Despite the precautions, thousands of people are murdered every year, creating an outsized demand for coffins and new opportunities to serve the poor.
Neither the political ties to the charities nor their government funding violate the law. Under the constitution, the Honduran congress may approve spending by other agencies but not spend money itself. In the case of Helping Hand Up, representatives created a social fund, which the congressional chief, Hernandez, distributes. He apportioned $127,000 to the charity last year.
Congressman Ineztroza, the manager, said that without the charities, yet more families would see their loved ones disappear into mass graves.
"Now it's easy for them to get the money," he said, "thanks to Juan Orlando Hernandez."
Funeral home directors complain that the free coffins may be good politics, but they're bad for business.
Jose Gutierrez, who works at the Santa Rita Mortuary, said that the charities are politically motivated, looking for votes. "They only come around before elections and favor people who can vote and come recommended."
At times, the coffin charities compete among themselves. At the Judicial Morgue the morning Luis waited for his brother's coffin, the relatives of two other murder victims shot that day searched for caskets.
The family of 19-year-old Joseph Jamaco received a coffin from a third charity, run by Congressman Tito Asfura, who hopes to become Tegucigalpa's next mayor.
"Tito Asfura does it better. He doesn't ask questions or ask for documents. He even gives you the gas money and sometimes food," said Felipe Leon, who helped recover Jamaco's body.
Meanwhile, the People's Mortuary collected Marvin Membreno's body from the morgue and trucked it to a church in one of Tegucigalpa's most marginalized neighborhoods, where Marvin's mother could barely stand for her grief. Johnny Osorio expressed his condolences on behalf of People's Mortuary and arranged to take the casket to the cemetery the following day.
His job, he said, "is humanitarian work. It is painful, it requires great flexibility and respect. It is a ceaseless wake, bathed in tears."
As Jamaco and Membreno were buried, other bodies continued to pile up at the morgue, so many that Public Minister spokesman Marvin Duarte said 25 had to be buried in a mass grave.
"Maybe no one knew they had died, or maybe their families didn't have money," said spokesman Marvin Duarte. "It's the third time we've had to do that this month."

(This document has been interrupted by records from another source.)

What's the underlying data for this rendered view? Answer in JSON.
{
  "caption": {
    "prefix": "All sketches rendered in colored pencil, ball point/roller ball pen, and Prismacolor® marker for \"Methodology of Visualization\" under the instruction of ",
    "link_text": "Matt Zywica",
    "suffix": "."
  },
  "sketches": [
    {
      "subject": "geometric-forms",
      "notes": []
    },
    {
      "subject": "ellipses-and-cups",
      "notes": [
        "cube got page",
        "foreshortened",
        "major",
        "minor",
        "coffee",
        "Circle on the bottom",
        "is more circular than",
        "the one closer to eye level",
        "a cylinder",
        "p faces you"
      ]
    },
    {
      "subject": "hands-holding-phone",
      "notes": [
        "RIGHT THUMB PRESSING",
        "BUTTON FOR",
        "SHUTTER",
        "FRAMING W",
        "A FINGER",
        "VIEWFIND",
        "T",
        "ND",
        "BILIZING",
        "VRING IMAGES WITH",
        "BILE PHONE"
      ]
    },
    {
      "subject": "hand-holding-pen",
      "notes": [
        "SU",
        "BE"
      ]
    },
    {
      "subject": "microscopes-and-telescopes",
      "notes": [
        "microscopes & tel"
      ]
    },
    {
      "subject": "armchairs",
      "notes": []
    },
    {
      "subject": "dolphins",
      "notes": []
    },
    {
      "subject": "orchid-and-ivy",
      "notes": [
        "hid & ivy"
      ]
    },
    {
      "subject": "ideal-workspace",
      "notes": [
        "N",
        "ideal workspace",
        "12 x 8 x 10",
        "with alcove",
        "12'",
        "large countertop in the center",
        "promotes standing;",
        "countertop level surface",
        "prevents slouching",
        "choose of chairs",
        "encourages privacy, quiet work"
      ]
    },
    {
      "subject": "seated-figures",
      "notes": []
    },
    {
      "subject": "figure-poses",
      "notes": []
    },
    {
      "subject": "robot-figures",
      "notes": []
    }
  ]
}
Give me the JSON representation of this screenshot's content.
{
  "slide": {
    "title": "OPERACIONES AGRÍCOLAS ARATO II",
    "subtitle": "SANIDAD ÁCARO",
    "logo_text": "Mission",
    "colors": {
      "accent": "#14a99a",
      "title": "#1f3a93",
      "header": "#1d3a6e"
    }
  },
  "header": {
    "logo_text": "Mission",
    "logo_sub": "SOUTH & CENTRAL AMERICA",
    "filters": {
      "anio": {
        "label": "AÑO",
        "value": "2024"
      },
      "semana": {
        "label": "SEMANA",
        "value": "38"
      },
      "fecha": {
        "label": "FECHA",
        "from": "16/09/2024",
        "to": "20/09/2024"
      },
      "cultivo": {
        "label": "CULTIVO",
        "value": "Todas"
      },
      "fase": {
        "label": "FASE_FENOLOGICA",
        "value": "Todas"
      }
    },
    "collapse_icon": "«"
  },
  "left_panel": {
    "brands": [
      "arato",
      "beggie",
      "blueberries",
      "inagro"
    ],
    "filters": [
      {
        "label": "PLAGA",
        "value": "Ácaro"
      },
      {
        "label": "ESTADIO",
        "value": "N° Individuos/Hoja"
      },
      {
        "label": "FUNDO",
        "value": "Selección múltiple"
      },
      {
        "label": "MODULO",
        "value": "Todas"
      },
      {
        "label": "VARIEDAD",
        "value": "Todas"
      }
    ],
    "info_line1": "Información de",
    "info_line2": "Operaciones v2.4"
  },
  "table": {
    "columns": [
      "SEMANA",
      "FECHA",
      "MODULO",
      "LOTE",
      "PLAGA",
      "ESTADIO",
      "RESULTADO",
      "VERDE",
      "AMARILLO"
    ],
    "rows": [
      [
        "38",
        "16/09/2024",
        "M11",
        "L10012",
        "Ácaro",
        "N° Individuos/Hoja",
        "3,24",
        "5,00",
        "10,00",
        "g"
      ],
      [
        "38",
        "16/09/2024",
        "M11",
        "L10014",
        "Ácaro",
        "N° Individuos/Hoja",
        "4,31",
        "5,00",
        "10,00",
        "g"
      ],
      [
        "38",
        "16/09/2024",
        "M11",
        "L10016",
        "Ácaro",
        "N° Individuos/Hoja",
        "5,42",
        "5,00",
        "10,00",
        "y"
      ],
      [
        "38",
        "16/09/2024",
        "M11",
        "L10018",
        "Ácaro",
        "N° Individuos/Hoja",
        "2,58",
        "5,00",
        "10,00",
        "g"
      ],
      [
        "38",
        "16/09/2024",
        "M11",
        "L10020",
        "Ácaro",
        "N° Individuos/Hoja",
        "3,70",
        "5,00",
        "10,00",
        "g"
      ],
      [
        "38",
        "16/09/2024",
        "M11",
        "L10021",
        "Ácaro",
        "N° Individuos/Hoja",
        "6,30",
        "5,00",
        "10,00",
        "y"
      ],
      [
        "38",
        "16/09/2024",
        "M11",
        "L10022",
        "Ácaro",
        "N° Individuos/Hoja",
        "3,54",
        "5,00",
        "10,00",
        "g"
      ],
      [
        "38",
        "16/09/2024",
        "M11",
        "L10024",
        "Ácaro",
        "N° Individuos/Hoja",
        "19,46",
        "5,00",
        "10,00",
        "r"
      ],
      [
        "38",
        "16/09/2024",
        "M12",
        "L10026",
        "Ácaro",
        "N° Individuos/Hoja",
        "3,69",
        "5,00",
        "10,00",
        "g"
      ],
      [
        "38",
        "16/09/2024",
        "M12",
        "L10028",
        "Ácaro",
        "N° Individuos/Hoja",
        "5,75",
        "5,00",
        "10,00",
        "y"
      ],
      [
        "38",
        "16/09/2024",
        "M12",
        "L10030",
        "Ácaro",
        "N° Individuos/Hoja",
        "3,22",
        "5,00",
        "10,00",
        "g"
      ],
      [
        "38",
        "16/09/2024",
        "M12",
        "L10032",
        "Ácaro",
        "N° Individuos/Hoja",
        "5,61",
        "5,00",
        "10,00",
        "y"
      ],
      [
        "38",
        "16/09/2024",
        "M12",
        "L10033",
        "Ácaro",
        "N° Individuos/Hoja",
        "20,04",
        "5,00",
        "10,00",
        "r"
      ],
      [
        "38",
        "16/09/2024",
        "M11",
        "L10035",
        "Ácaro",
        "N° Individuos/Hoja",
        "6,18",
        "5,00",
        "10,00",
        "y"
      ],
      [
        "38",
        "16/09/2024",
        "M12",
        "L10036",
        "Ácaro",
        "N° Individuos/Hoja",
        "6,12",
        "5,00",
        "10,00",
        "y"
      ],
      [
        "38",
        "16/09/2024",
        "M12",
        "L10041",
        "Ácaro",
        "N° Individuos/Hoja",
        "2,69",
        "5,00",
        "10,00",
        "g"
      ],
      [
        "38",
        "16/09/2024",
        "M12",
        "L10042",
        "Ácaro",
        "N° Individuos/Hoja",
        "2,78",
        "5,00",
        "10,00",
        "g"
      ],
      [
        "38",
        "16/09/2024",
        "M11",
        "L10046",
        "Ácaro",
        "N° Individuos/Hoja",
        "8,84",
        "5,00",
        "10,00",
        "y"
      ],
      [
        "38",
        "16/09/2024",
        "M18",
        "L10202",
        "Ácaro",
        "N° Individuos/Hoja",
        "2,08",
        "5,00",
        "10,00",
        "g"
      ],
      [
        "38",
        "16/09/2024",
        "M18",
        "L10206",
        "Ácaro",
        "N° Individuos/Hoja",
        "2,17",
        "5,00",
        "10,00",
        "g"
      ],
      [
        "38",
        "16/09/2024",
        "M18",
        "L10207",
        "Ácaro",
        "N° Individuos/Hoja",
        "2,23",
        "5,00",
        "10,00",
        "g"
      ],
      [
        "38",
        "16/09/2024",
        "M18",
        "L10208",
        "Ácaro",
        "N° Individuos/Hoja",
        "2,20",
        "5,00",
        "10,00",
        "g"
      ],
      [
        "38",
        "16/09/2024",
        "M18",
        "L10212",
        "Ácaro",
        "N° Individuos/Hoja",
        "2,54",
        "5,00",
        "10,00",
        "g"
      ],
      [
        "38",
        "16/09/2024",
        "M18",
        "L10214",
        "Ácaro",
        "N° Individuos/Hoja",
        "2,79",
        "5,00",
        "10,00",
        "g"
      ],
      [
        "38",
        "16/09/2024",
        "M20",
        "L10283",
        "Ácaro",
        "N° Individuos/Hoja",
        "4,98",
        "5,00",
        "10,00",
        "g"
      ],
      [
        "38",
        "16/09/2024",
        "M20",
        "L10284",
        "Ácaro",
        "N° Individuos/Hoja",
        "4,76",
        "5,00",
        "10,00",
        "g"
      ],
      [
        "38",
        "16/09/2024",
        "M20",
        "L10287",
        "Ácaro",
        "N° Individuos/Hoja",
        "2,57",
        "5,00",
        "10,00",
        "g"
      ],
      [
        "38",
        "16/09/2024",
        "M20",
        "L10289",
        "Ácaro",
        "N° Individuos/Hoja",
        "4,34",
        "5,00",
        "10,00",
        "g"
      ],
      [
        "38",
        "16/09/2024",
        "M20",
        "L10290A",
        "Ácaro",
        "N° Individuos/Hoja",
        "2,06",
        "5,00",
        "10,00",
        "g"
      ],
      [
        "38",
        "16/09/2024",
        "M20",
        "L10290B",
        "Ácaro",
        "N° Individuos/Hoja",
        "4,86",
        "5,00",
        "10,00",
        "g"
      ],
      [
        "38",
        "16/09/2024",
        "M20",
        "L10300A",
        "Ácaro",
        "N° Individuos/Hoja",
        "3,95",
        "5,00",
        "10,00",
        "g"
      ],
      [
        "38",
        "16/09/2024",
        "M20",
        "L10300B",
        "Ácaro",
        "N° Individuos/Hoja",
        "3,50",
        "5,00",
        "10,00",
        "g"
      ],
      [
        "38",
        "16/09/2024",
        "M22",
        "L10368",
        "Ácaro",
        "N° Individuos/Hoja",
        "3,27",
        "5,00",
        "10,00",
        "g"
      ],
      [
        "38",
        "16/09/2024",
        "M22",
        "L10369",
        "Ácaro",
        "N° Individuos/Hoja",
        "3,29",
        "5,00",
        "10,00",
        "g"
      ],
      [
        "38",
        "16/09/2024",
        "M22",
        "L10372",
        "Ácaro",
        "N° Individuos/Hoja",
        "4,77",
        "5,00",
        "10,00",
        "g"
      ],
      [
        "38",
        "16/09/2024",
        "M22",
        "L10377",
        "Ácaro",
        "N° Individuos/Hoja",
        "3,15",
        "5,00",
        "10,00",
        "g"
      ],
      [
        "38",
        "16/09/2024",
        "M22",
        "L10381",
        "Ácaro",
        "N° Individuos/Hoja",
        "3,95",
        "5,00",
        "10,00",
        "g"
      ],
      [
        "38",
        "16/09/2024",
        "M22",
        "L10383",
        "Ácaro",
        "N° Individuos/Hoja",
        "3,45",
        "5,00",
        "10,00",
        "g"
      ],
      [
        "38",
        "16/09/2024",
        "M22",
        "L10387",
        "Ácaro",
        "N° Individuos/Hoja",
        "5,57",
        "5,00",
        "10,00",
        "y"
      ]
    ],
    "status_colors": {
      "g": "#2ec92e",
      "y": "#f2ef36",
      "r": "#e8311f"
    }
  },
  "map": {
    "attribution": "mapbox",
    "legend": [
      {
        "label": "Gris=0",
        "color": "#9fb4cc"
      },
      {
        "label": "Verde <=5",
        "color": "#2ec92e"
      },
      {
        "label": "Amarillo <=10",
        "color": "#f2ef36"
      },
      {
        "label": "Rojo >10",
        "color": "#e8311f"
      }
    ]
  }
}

And it is getting worse, said the spokesman.
"We are not only saturated at the morgue, we are running out of space in the cemetery."